→ Data to use
****

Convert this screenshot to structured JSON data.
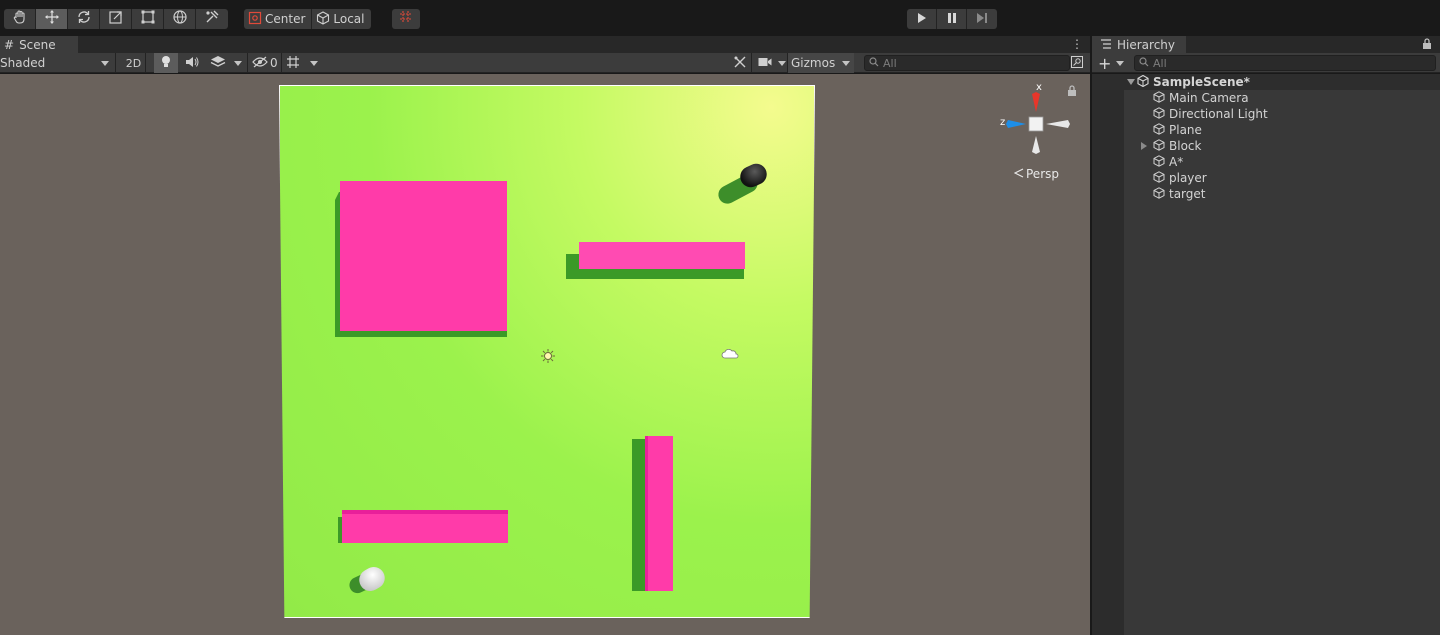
{
  "toolbar": {
    "tools": [
      "hand-tool",
      "move-tool",
      "rotate-tool",
      "scale-tool",
      "rect-tool",
      "transform-tool",
      "custom-tool"
    ],
    "active_tool": "move-tool",
    "pivot_mode": "Center",
    "pivot_rotation": "Local",
    "playback": [
      "play",
      "pause",
      "step"
    ]
  },
  "scene": {
    "tab_label": "Scene",
    "shading_mode": "Shaded",
    "mode_2d": "2D",
    "hidden_count": "0",
    "gizmos_label": "Gizmos",
    "search_placeholder": "All",
    "orientation": {
      "x_label": "x",
      "z_label": "z",
      "projection": "Persp"
    },
    "colors": {
      "background": "#6a625c",
      "plane": "#9bf24c",
      "block": "#ff3ba9",
      "block_shadow": "#3b9a27"
    }
  },
  "hierarchy": {
    "tab_label": "Hierarchy",
    "add_label": "+",
    "search_placeholder": "All",
    "scene_name": "SampleScene*",
    "items": [
      {
        "label": "Main Camera",
        "expandable": false
      },
      {
        "label": "Directional Light",
        "expandable": false
      },
      {
        "label": "Plane",
        "expandable": false
      },
      {
        "label": "Block",
        "expandable": true
      },
      {
        "label": "A*",
        "expandable": false
      },
      {
        "label": "player",
        "expandable": false
      },
      {
        "label": "target",
        "expandable": false
      }
    ]
  }
}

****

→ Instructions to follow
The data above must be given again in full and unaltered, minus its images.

→ Written answer
Convert this screenshot to structured JSON data.
{
  "toolbar": {
    "tools": [
      "hand-tool",
      "move-tool",
      "rotate-tool",
      "scale-tool",
      "rect-tool",
      "transform-tool",
      "custom-tool"
    ],
    "active_tool": "move-tool",
    "pivot_mode": "Center",
    "pivot_rotation": "Local",
    "playback": [
      "play",
      "pause",
      "step"
    ]
  },
  "scene": {
    "tab_label": "Scene",
    "shading_mode": "Shaded",
    "mode_2d": "2D",
    "hidden_count": "0",
    "gizmos_label": "Gizmos",
    "search_placeholder": "All",
    "orientation": {
      "x_label": "x",
      "z_label": "z",
      "projection": "Persp"
    },
    "colors": {
      "background": "#6a625c",
      "plane": "#9bf24c",
      "block": "#ff3ba9",
      "block_shadow": "#3b9a27"
    }
  },
  "hierarchy": {
    "tab_label": "Hierarchy",
    "add_label": "+",
    "search_placeholder": "All",
    "scene_name": "SampleScene*",
    "items": [
      {
        "label": "Main Camera",
        "expandable": false
      },
      {
        "label": "Directional Light",
        "expandable": false
      },
      {
        "label": "Plane",
        "expandable": false
      },
      {
        "label": "Block",
        "expandable": true
      },
      {
        "label": "A*",
        "expandable": false
      },
      {
        "label": "player",
        "expandable": false
      },
      {
        "label": "target",
        "expandable": false
      }
    ]
  }
}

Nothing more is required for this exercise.